Augustus triumphing over Mark Anthony and Cleopatra, among other Captives, brought to Rome a Priest about 60 Years old. The Senate being inform’d that this Man was never detected in a Lie, and thought never to have been guilty of one, not only restored him to his Liberty, but made him a High Priest, and raised him a Statue. This Priest thus honoured, was an Aegyptian, and an Enemy to Rome, but this Virtue cover’d all Obstacles: Whereas Pamphilus was a Roman Citizen, whose Body was deny’d Burial, his Estate confiscated, his House raz’d, and his Wife and Children banished the Roman Territories, for his having been a noted and irreclaimable Liar.

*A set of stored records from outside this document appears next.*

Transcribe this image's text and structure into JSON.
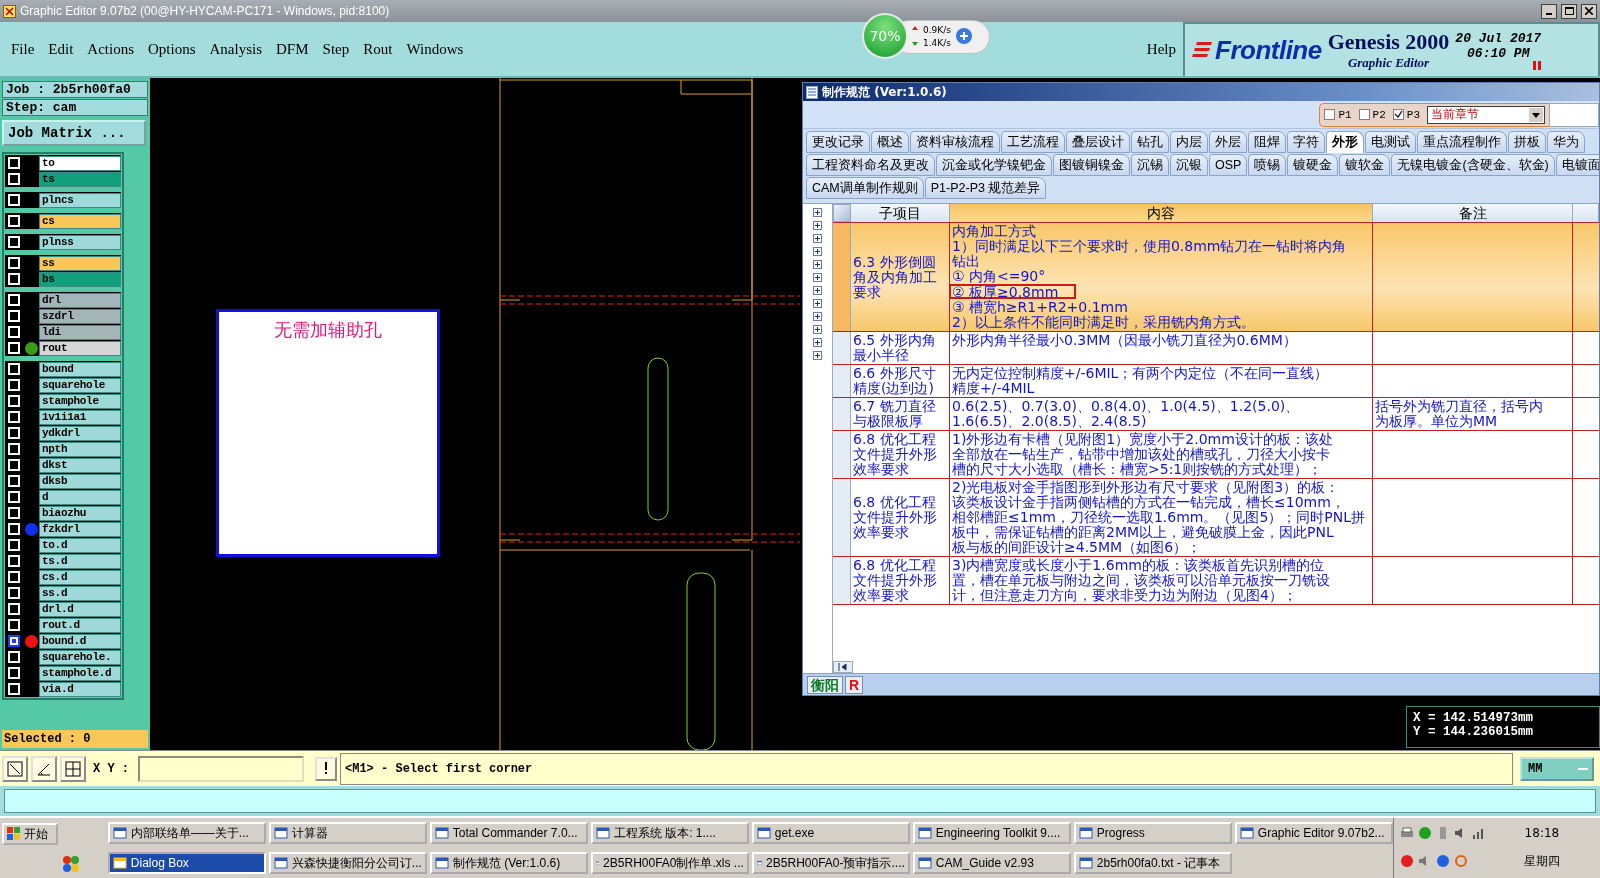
{
  "window": {
    "title": "Graphic Editor 9.07b2 (00@HY-HYCAM-PC171 - Windows, pid:8100)"
  },
  "menu": [
    "File",
    "Edit",
    "Actions",
    "Options",
    "Analysis",
    "DFM",
    "Step",
    "Rout",
    "Windows"
  ],
  "help": "Help",
  "net_widget": {
    "percent": "70%",
    "up": "0.9K/s",
    "down": "1.4K/s"
  },
  "brand": {
    "logo": "Frontline",
    "product": "Genesis 2000",
    "subtitle": "Graphic Editor",
    "date": "20 Jul 2017",
    "time": "06:10 PM"
  },
  "job": "Job : 2b5rh00fa0",
  "step": "Step: cam",
  "job_matrix": "Job Matrix ...",
  "layer_groups": [
    {
      "layers": [
        {
          "name": "to",
          "color": "#ffffff",
          "selected": false
        },
        {
          "name": "ts",
          "color": "#12a07c",
          "selected": false
        }
      ]
    },
    {
      "layers": [
        {
          "name": "plncs",
          "color": "#9fd9d9",
          "selected": false
        }
      ]
    },
    {
      "layers": [
        {
          "name": "cs",
          "color": "#f9c65a",
          "selected": false
        }
      ]
    },
    {
      "layers": [
        {
          "name": "plnss",
          "color": "#9fd9d9",
          "selected": false
        }
      ]
    },
    {
      "layers": [
        {
          "name": "ss",
          "color": "#f9c65a",
          "selected": false
        },
        {
          "name": "bs",
          "color": "#12a07c",
          "selected": false
        }
      ]
    },
    {
      "layers": [
        {
          "name": "drl",
          "color": "#a3b5b9",
          "selected": false
        },
        {
          "name": "szdrl",
          "color": "#a3b5b9",
          "selected": false
        },
        {
          "name": "ldi",
          "color": "#a3b5b9",
          "selected": false
        },
        {
          "name": "rout",
          "color": "#d6d6d6",
          "dot": {
            "color": "#3a9a1a"
          },
          "selected": false
        }
      ]
    },
    {
      "layers": [
        {
          "name": "bound",
          "color": "#9fd9d9",
          "selected": false
        },
        {
          "name": "squarehole",
          "color": "#9fd9d9",
          "selected": false
        },
        {
          "name": "stamphole",
          "color": "#9fd9d9",
          "selected": false
        },
        {
          "name": "1v1i1a1",
          "color": "#9fd9d9",
          "selected": false
        },
        {
          "name": "ydkdrl",
          "color": "#9fd9d9",
          "selected": false
        },
        {
          "name": "npth",
          "color": "#9fd9d9",
          "selected": false
        },
        {
          "name": "dkst",
          "color": "#9fd9d9",
          "selected": false
        },
        {
          "name": "dksb",
          "color": "#9fd9d9",
          "selected": false
        },
        {
          "name": "d",
          "color": "#9fd9d9",
          "selected": false
        },
        {
          "name": "biaozhu",
          "color": "#9fd9d9",
          "selected": false
        },
        {
          "name": "fzkdrl",
          "color": "#9fd9d9",
          "dot": {
            "color": "#1030f0"
          },
          "selected": false
        },
        {
          "name": "to.d",
          "color": "#9fd9d9",
          "selected": false
        },
        {
          "name": "ts.d",
          "color": "#9fd9d9",
          "selected": false
        },
        {
          "name": "cs.d",
          "color": "#9fd9d9",
          "selected": false
        },
        {
          "name": "ss.d",
          "color": "#9fd9d9",
          "selected": false
        },
        {
          "name": "drl.d",
          "color": "#9fd9d9",
          "selected": false
        },
        {
          "name": "rout.d",
          "color": "#9fd9d9",
          "selected": false
        },
        {
          "name": "bound.d",
          "color": "#9fd9d9",
          "dot": {
            "color": "#f01010"
          },
          "selected": true
        },
        {
          "name": "squarehole.",
          "color": "#9fd9d9",
          "selected": false
        },
        {
          "name": "stamphole.d",
          "color": "#9fd9d9",
          "selected": false
        },
        {
          "name": "via.d",
          "color": "#9fd9d9",
          "selected": false
        }
      ]
    }
  ],
  "selected_count": "Selected : 0",
  "canvas": {
    "note": "无需加辅助孔",
    "coord_x": "X = 142.514973mm",
    "coord_y": "Y = 144.236015mm"
  },
  "dialog": {
    "title": "制作规范 (Ver:1.0.6)",
    "filters": [
      {
        "label": "P1",
        "checked": false
      },
      {
        "label": "P2",
        "checked": false
      },
      {
        "label": "P3",
        "checked": true
      }
    ],
    "chapter_select": "当前章节",
    "tab_rows": [
      [
        {
          "label": "更改记录",
          "selected": false
        },
        {
          "label": "概述",
          "selected": false
        },
        {
          "label": "资料审核流程",
          "selected": false
        },
        {
          "label": "工艺流程",
          "selected": false
        },
        {
          "label": "叠层设计",
          "selected": false
        },
        {
          "label": "钻孔",
          "selected": false
        },
        {
          "label": "内层",
          "selected": false
        },
        {
          "label": "外层",
          "selected": false
        },
        {
          "label": "阻焊",
          "selected": false
        },
        {
          "label": "字符",
          "selected": false
        },
        {
          "label": "外形",
          "selected": true
        },
        {
          "label": "电测试",
          "selected": false
        },
        {
          "label": "重点流程制作",
          "selected": false
        },
        {
          "label": "拼板",
          "selected": false
        },
        {
          "label": "华为",
          "selected": false
        }
      ],
      [
        {
          "label": "工程资料命名及更改",
          "selected": false
        },
        {
          "label": "沉金或化学镍钯金",
          "selected": false
        },
        {
          "label": "图镀铜镍金",
          "selected": false
        },
        {
          "label": "沉锡",
          "selected": false
        },
        {
          "label": "沉银",
          "selected": false
        },
        {
          "label": "OSP",
          "selected": false
        },
        {
          "label": "喷锡",
          "selected": false
        },
        {
          "label": "镀硬金",
          "selected": false
        },
        {
          "label": "镀软金",
          "selected": false
        },
        {
          "label": "无镍电镀金(含硬金、软金)",
          "selected": false
        },
        {
          "label": "电镀面",
          "selected": false
        }
      ],
      [
        {
          "label": "CAM调单制作规则",
          "selected": false
        },
        {
          "label": "P1-P2-P3 规范差异",
          "selected": false
        }
      ]
    ],
    "columns": [
      "子项目",
      "内容",
      "备注"
    ],
    "rows": [
      {
        "item": [
          "6.3 外形倒圆",
          "角及内角加工",
          "要求"
        ],
        "content": [
          "内角加工方式",
          "1）同时满足以下三个要求时，使用0.8mm钻刀在一钻时将内角",
          "钻出",
          "① 内角<=90°",
          {
            "text": "② 板厚≥0.8mm",
            "framed": true
          },
          "③ 槽宽h≥R1+R2+0.1mm",
          "2）以上条件不能同时满足时，采用铣内角方式。"
        ],
        "note": [],
        "selected": true
      },
      {
        "item": [
          "6.5 外形内角",
          "最小半径"
        ],
        "content": [
          "外形内角半径最小0.3MM（因最小铣刀直径为0.6MM）"
        ],
        "note": [],
        "selected": false
      },
      {
        "item": [
          "6.6 外形尺寸",
          "精度(边到边)"
        ],
        "content": [
          "无内定位控制精度+/-6MIL；有两个内定位（不在同一直线）",
          "精度+/-4MIL"
        ],
        "note": [],
        "selected": false
      },
      {
        "item": [
          "6.7 铣刀直径",
          "与极限板厚"
        ],
        "content": [
          "0.6(2.5)、0.7(3.0)、0.8(4.0)、1.0(4.5)、1.2(5.0)、",
          "1.6(6.5)、2.0(8.5)、2.4(8.5)"
        ],
        "note": [
          "括号外为铣刀直径，括号内",
          "为板厚。单位为MM"
        ],
        "selected": false
      },
      {
        "item": [
          "6.8 优化工程",
          "文件提升外形",
          "效率要求"
        ],
        "content": [
          "1)外形边有卡槽（见附图1）宽度小于2.0mm设计的板：该处",
          "全部放在一钻生产，钻带中增加该处的槽或孔，刀径大小按卡",
          "槽的尺寸大小选取（槽长：槽宽>5:1则按铣的方式处理）；"
        ],
        "note": [],
        "selected": false
      },
      {
        "item": [
          "6.8 优化工程",
          "文件提升外形",
          "效率要求"
        ],
        "content": [
          "2)光电板对金手指图形到外形边有尺寸要求（见附图3）的板：",
          "该类板设计金手指两侧钻槽的方式在一钻完成，槽长≤10mm，",
          "相邻槽距≤1mm，刀径统一选取1.6mm。（见图5）；同时PNL拼",
          "板中，需保证钻槽的距离2MM以上，避免破膜上金，因此PNL",
          "板与板的间距设计≥4.5MM（如图6）；"
        ],
        "note": [],
        "selected": false
      },
      {
        "item": [
          "6.8 优化工程",
          "文件提升外形",
          "效率要求"
        ],
        "content": [
          "3)内槽宽度或长度小于1.6mm的板：该类板首先识别槽的位",
          "置，槽在单元板与附边之间，该类板可以沿单元板按一刀铣设",
          "计，但注意走刀方向，要求非受力边为附边（见图4）；"
        ],
        "note": [],
        "selected": false
      }
    ],
    "bottom_tabs": [
      {
        "label": "衡阳",
        "color": "#0a7a20"
      },
      {
        "label": "R",
        "color": "#e01010"
      }
    ]
  },
  "command": {
    "xy_label": "X Y :",
    "prompt": "<M1> - Select first corner",
    "units": "MM"
  },
  "taskbar": {
    "start": "开始",
    "row_1": [
      {
        "label": "内部联络单——关于...",
        "selected": false
      },
      {
        "label": "计算器",
        "selected": false
      },
      {
        "label": "Total Commander 7.0...",
        "selected": false
      },
      {
        "label": "工程系统  版本: 1....",
        "selected": false
      },
      {
        "label": "get.exe",
        "selected": false
      },
      {
        "label": "Engineering Toolkit 9....",
        "selected": false
      },
      {
        "label": "Progress",
        "selected": false
      },
      {
        "label": "Graphic Editor 9.07b2...",
        "selected": false
      }
    ],
    "row_2": [
      {
        "label": "Dialog Box",
        "selected": true
      },
      {
        "label": "兴森快捷衡阳分公司订...",
        "selected": false
      },
      {
        "label": "制作规范 (Ver:1.0.6)",
        "selected": false
      },
      {
        "label": "2B5RH00FA0制作单.xls ...",
        "selected": false
      },
      {
        "label": "2B5RH00FA0-预审指示....",
        "selected": false
      },
      {
        "label": "CAM_Guide v2.93",
        "selected": false
      },
      {
        "label": "2b5rh00fa0.txt - 记事本",
        "selected": false
      }
    ],
    "clock": "18:18",
    "day": "星期四"
  }
}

Can there be a greater Demonstration of Respect to Truth than this of the Romans, who raised an Enemy to the greatest Honour, and exposed a Citizen’s Family to the greatest Contumely!
There is no Excuse for Lying, neither is there any equally despicable and dangerous with a Liar, no Man being in Safety who frequents his Company; for who will lie (says the English Proverb) will swear; and such an one may take away my Life, turn my Family a begging, and ruin my Reputation, whenever he shall find it for his Interest: For if a Man will lie and swear in his Shop to get a Trifle, why should we question his doing of it, when he may hope to make his Fortune by his Perjury! the Crime is in itself so mean, that to call a Man a Liar, is every where esteem’d an Affront not to be forgiven. If any have Lenity enough to allow the Dealer’s Excuse for this base Practice, yet I believe they will allow none for the Gentleman who is addicted to this Vice, and must look upon him as a Wretch undeserving the Name; and that the World does so, is visible, by the Contempt with which he is mentioned whenever there is Occasion to name him.
Epimenides the Philosopher, gave the Rhodians this Definition of Truth, That she was Companion of the Gods, the Joy of Heaven, the Light of the Earth, the Basis of Justice, and the Foundation of good Policy. Eschines told the same People, that Truth was a Virtue, without which, Force was enfeebled, Justice corrupted; Humility was Dissimulation, Patience intolerable, Chastity dissembled, Liberty lost, and Pity superfluous. Pharmacus the Philosopher; told the Romans, that Truth was the Centre in which all Things rested; a Chart to sail by, a Remedy for all Evils, and a Light to the whole World. Anaxarchus speaking of Truth, to the Lacedemonians, said, It was Health incapable of Sickness; Life not subject to Death; an Elixir which healeth all; a Sun not to be obscur’d; a Moon without Eclipse; an Herb which never withereth; a Gate that is never closed, and a Path which never fatigues the Traveller.
But if we are blind to the Beauties of Truth, it’s astonishing that we should not open our Eyes to the Inconveniencies of Falsities; for a Man given to Romance, must be always on his Guard, for Fear of contradicting, and exposing himself to the Derision of his Hearers: For the most Historical would avoid the odious Character; tho’ ’tis impossible for any, with all their Circumspection, to travel long in this Road, without being discover’d; and then what Shame, what Confusion follows! he is continually anxious to hide himself from the Knowledge of the World, and loads his Memory with Trifles, for fear of being taken with his own Words. Whereas, who is a Votary to Truth, never hesitates for an Answer, never wrecks his Invention, to make the Sequel quadrate with the foregoing Part of his Discourse; is not obliged to burden his Memory with minute Circumstances, since Truth easily recollects them, speaks openly, and will repeat the same Things often, without varying; which a Liar can hardly do, without that necessary Gift, a good Memory.
The Pennsylvania Gazette, November 19, 1730